- _Aim of the task_
Please return every line in the entries below with the word "Assinar" in it.

Data records for software interfaces
○ ○ ○ ○ ○

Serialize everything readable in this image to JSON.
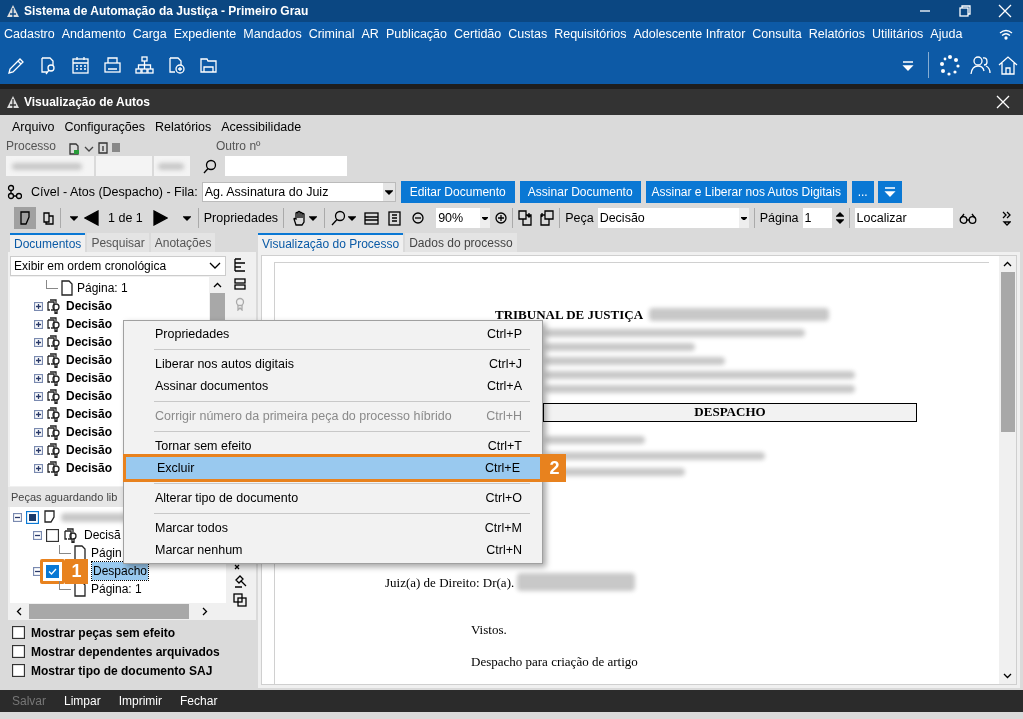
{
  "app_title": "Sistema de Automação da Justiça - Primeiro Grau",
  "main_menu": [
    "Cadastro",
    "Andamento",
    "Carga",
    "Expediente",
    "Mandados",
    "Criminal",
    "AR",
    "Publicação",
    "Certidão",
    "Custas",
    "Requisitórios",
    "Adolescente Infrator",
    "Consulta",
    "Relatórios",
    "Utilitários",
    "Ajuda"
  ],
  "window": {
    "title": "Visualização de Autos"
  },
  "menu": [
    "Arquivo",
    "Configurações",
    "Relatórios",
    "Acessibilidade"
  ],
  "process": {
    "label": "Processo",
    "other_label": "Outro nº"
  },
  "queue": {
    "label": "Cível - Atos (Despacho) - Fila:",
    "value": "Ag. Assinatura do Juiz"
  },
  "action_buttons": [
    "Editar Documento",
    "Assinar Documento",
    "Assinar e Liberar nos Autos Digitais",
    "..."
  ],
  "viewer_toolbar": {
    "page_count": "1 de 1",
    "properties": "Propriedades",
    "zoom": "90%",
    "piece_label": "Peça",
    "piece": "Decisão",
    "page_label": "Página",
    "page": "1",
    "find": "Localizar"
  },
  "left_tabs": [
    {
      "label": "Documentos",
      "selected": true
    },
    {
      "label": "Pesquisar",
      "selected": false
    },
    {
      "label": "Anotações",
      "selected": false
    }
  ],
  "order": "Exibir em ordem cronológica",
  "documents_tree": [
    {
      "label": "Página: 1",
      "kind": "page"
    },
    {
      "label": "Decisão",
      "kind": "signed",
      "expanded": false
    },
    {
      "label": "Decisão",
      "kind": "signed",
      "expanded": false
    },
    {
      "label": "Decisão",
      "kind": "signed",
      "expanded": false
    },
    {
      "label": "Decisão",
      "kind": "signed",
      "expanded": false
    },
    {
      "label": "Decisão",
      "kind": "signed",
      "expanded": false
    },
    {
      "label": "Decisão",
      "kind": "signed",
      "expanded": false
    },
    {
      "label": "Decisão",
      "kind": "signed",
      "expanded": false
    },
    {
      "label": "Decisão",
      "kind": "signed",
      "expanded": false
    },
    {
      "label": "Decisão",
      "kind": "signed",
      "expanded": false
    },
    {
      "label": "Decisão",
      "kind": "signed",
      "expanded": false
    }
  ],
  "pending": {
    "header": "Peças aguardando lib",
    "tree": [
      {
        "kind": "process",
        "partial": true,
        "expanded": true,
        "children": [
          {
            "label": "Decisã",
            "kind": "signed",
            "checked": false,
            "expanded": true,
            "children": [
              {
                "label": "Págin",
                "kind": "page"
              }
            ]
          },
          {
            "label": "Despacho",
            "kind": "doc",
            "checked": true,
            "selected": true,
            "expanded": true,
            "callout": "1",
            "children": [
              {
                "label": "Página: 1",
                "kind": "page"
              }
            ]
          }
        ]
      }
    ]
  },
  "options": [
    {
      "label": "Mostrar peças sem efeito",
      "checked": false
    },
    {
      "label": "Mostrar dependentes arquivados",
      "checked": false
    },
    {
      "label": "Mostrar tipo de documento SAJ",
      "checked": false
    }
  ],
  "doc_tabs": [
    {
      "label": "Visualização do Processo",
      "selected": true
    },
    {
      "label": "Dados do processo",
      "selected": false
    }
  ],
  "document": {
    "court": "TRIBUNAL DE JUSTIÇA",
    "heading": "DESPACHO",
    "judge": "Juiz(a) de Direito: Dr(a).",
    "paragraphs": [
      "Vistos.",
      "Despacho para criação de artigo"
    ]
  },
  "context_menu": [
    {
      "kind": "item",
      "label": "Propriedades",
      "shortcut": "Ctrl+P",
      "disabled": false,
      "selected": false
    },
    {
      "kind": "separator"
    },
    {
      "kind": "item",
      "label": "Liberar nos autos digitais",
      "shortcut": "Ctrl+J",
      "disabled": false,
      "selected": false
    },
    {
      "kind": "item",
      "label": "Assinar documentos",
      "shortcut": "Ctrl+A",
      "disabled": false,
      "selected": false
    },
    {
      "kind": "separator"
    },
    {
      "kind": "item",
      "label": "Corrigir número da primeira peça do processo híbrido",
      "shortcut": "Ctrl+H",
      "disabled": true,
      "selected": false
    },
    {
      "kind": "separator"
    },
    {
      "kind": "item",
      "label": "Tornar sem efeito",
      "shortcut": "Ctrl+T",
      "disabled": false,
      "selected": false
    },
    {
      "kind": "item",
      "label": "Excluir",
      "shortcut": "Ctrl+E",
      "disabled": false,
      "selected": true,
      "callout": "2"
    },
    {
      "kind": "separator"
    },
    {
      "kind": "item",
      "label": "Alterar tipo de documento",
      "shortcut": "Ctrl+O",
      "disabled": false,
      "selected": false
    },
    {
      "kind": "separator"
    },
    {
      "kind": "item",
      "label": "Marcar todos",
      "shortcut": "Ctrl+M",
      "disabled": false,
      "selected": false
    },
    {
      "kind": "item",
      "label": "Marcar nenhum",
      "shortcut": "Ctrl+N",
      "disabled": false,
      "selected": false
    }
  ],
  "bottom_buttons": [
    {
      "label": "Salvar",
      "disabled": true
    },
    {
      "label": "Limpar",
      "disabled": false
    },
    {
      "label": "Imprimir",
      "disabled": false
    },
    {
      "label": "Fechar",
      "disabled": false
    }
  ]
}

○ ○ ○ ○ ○

- _Answer to this exercise_
    "Assinar Documento",
    "Assinar e Liberar nos Autos Digitais",
      "label": "Assinar documentos",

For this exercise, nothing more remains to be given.